Multilateral institutions are struggling to assert their global relevance in an increasingly polarised geopolitical environment. A major issue is how to foster multilateral cooperation, and integrate developing countries within models of global economic development, without denying them agency nor reinforcing economic dependencies.
This project aims to inform this question by drawing upon a historical precedent: that of technical cooperation amongst non-aligned developing countries, established in order to overcome the asymmetrical economic relationship between the global North and South and assert their agency.
The goal of this project is to study the history of multilateral cooperation in the Non-Aligned Movement, with a particular attention to economic and technical cooperation between its founding members (Yugoslavia, India and Egypt) during the last three decades of the 20th century.
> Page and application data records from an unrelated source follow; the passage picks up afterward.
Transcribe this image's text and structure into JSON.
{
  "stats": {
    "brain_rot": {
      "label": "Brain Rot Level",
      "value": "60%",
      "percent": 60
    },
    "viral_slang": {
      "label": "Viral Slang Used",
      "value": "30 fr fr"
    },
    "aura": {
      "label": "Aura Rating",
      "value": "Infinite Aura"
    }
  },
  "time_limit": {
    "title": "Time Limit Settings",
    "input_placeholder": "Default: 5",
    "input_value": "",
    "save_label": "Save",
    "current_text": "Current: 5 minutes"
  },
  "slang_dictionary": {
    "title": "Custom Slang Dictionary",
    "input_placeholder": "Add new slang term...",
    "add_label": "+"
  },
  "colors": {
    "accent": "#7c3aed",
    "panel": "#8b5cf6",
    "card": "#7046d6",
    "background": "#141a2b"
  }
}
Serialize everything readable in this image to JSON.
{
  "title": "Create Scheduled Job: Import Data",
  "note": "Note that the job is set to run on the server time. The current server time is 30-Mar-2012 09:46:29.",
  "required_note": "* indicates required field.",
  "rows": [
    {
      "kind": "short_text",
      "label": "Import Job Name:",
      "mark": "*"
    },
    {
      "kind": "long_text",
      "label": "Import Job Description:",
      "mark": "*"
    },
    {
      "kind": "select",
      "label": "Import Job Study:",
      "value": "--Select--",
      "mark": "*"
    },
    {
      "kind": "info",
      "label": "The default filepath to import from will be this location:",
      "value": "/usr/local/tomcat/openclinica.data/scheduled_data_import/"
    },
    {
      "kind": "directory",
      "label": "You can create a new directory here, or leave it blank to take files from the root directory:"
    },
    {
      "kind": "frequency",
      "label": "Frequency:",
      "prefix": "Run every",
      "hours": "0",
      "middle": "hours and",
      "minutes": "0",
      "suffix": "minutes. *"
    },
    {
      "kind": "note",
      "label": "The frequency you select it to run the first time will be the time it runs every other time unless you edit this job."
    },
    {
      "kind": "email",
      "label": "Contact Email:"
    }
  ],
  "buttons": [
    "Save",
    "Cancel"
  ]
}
The project employs an actors-based approach to the study of economic cooperation between the three countries, in order to understand how these sought to overcome inequalities between the developed and developing world, and to establish a “non-aligned way” to development. It relies on archival research and semi-structured oral history interviews with key participants involved in economic and scientific exchanges.
Taking the Non-Aligned Movement as a geopolitical alliance as well as a historical phenomenon, this project foregrounds the significance of East-South and South-South cooperation for the co-production of current models of global governance, thus offering a step beyond conventional narratives of Western-led development in the (post) Cold War era.
Anna Calori, James Mark, Jan Zofka, Anne-Kristin Hartmetz and Bence Kocsev, eds, Globalization Projects East and South: Spaces of Economic Interaction During the Cold War. (Oldenbourg: DeGruyter, 2019)
Anna Calori, ‘Losing the global: (Re)building a Bosnian enterprise across transition, Business History, pre-publication online (2020) DOI: 10.1080/00076791.2020.1819242 (Special issue "The Second World Does Business? Enterprise in the GDR and Yugoslavia")
Anna Calori and Ljubica Spaskovska, ‘A Non-Aligned Business World? The Global Socialist Enterprise between Self-Management and Transnational Capitalism”, (Special issue “Internationalism in Times of Nationalism”), Nationalities Papers, (2020): 1-15. DOI: https://doi.org/10.1017/nps.2020.27
Anna Calori and Kathrin Jurkat, ‘I’m both a worker and a shareholder. Workers’ narratives and property transformations: continuity and change in post-socialist Bosnia and Serbia", Südosteuropa, 65, no.4 (2017): 654-678.
Anna Calori, Book Review “Nations and citizens in Yugoslavia and the post-Yugoslav States. One Hundred Years of Citizenship” by Igor Štiks, London, New York, Bloomsbury, Southeast European and Black Sea Studies, 17, no.1 (2015):148-150
Anna Calori, ‘Salt and Socialism: A Deconstruction of Tuzla’s Political Identity in the Context of the Bosnian Conflict’, Ethnopolitics Papers, no.35 (2015): 1-29.